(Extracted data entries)
*-*-*

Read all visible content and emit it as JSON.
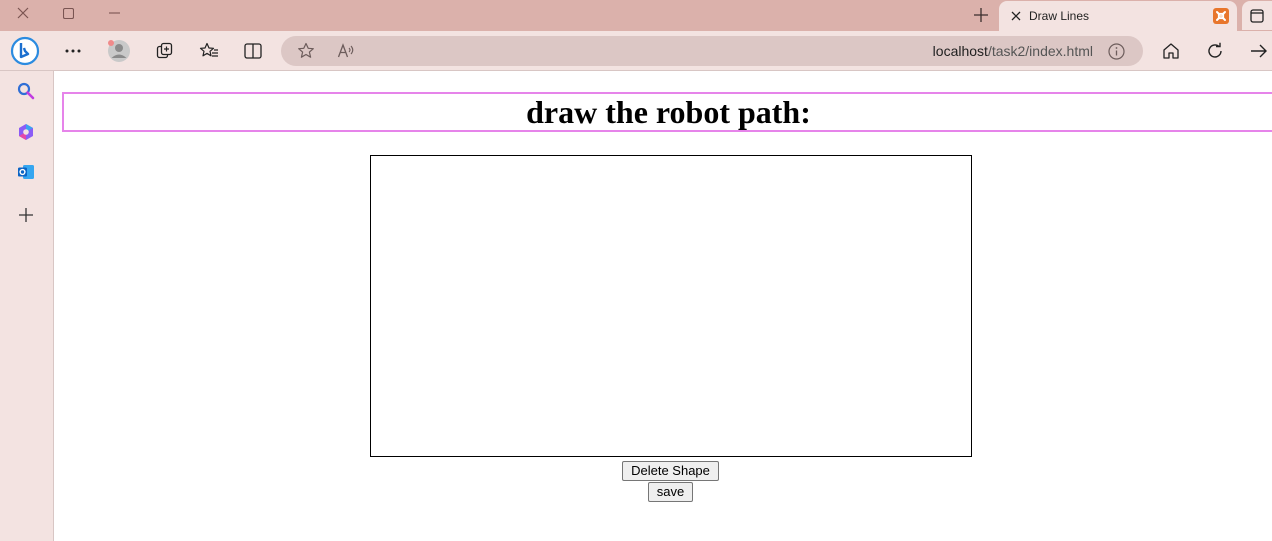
{
  "browser": {
    "tab": {
      "title": "Draw Lines",
      "favicon": "xampp-icon"
    },
    "address_bar": {
      "host": "localhost",
      "path": "/task2/index.html"
    },
    "colors": {
      "titlebar": "#dbb1ab",
      "toolbar": "#f3e3e1",
      "address_bar": "#dcc7c5",
      "favicon": "#e8762c"
    }
  },
  "page": {
    "heading": "draw the robot path:",
    "heading_border_color": "#e684ea",
    "buttons": {
      "delete_label": "Delete Shape",
      "save_label": "save"
    }
  }
}
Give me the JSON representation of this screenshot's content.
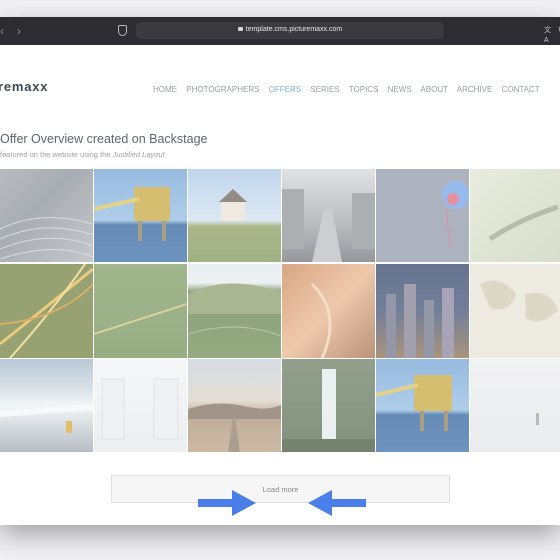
{
  "browser": {
    "back_glyph": "‹",
    "forward_glyph": "›",
    "url": "template.cms.picturemaxx.com",
    "translate_glyph": "文A",
    "reload_glyph": "↻"
  },
  "site": {
    "logo": "remaxx",
    "nav": [
      "HOME",
      "PHOTOGRAPHERS",
      "OFFERS",
      "SERIES",
      "TOPICS",
      "NEWS",
      "ABOUT",
      "ARCHIVE",
      "CONTACT"
    ],
    "active_nav": "OFFERS"
  },
  "page": {
    "title": "Offer Overview created on Backstage",
    "subtitle_prefix": "featured on the website using the ",
    "subtitle_emphasis": "Justified Layout"
  },
  "gallery": {
    "images": [
      {
        "subject": "abstract-lines"
      },
      {
        "subject": "oil-platform"
      },
      {
        "subject": "farmhouse-field"
      },
      {
        "subject": "city-street"
      },
      {
        "subject": "jellyfish"
      },
      {
        "subject": "crocodile"
      },
      {
        "subject": "light-trails"
      },
      {
        "subject": "green-field-line"
      },
      {
        "subject": "green-hills"
      },
      {
        "subject": "orange-abstract"
      },
      {
        "subject": "city-night-skyline"
      },
      {
        "subject": "world-map"
      },
      {
        "subject": "icy-waterfall-hiker"
      },
      {
        "subject": "server-room"
      },
      {
        "subject": "desert-road"
      },
      {
        "subject": "waterfall-cliff"
      },
      {
        "subject": "oil-platform-2"
      },
      {
        "subject": "foggy-beach-surfer"
      }
    ]
  },
  "actions": {
    "load_more_label": "Load more",
    "annotation_arrow_color": "#4a7ee8"
  }
}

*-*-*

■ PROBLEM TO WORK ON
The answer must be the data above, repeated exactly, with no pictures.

■ SOLUTION
Read all visible content and emit it as JSON.
{
  "browser": {
    "tab": {
      "title": "Draw Lines",
      "favicon": "xampp-icon"
    },
    "address_bar": {
      "host": "localhost",
      "path": "/task2/index.html"
    },
    "colors": {
      "titlebar": "#dbb1ab",
      "toolbar": "#f3e3e1",
      "address_bar": "#dcc7c5",
      "favicon": "#e8762c"
    }
  },
  "page": {
    "heading": "draw the robot path:",
    "heading_border_color": "#e684ea",
    "buttons": {
      "delete_label": "Delete Shape",
      "save_label": "save"
    }
  }
}
Give me the JSON representation of this screenshot's content.
{
  "browser": {
    "back_glyph": "‹",
    "forward_glyph": "›",
    "url": "template.cms.picturemaxx.com",
    "translate_glyph": "文A",
    "reload_glyph": "↻"
  },
  "site": {
    "logo": "remaxx",
    "nav": [
      "HOME",
      "PHOTOGRAPHERS",
      "OFFERS",
      "SERIES",
      "TOPICS",
      "NEWS",
      "ABOUT",
      "ARCHIVE",
      "CONTACT"
    ],
    "active_nav": "OFFERS"
  },
  "page": {
    "title": "Offer Overview created on Backstage",
    "subtitle_prefix": "featured on the website using the ",
    "subtitle_emphasis": "Justified Layout"
  },
  "gallery": {
    "images": [
      {
        "subject": "abstract-lines"
      },
      {
        "subject": "oil-platform"
      },
      {
        "subject": "farmhouse-field"
      },
      {
        "subject": "city-street"
      },
      {
        "subject": "jellyfish"
      },
      {
        "subject": "crocodile"
      },
      {
        "subject": "light-trails"
      },
      {
        "subject": "green-field-line"
      },
      {
        "subject": "green-hills"
      },
      {
        "subject": "orange-abstract"
      },
      {
        "subject": "city-night-skyline"
      },
      {
        "subject": "world-map"
      },
      {
        "subject": "icy-waterfall-hiker"
      },
      {
        "subject": "server-room"
      },
      {
        "subject": "desert-road"
      },
      {
        "subject": "waterfall-cliff"
      },
      {
        "subject": "oil-platform-2"
      },
      {
        "subject": "foggy-beach-surfer"
      }
    ]
  },
  "actions": {
    "load_more_label": "Load more",
    "annotation_arrow_color": "#4a7ee8"
  }
}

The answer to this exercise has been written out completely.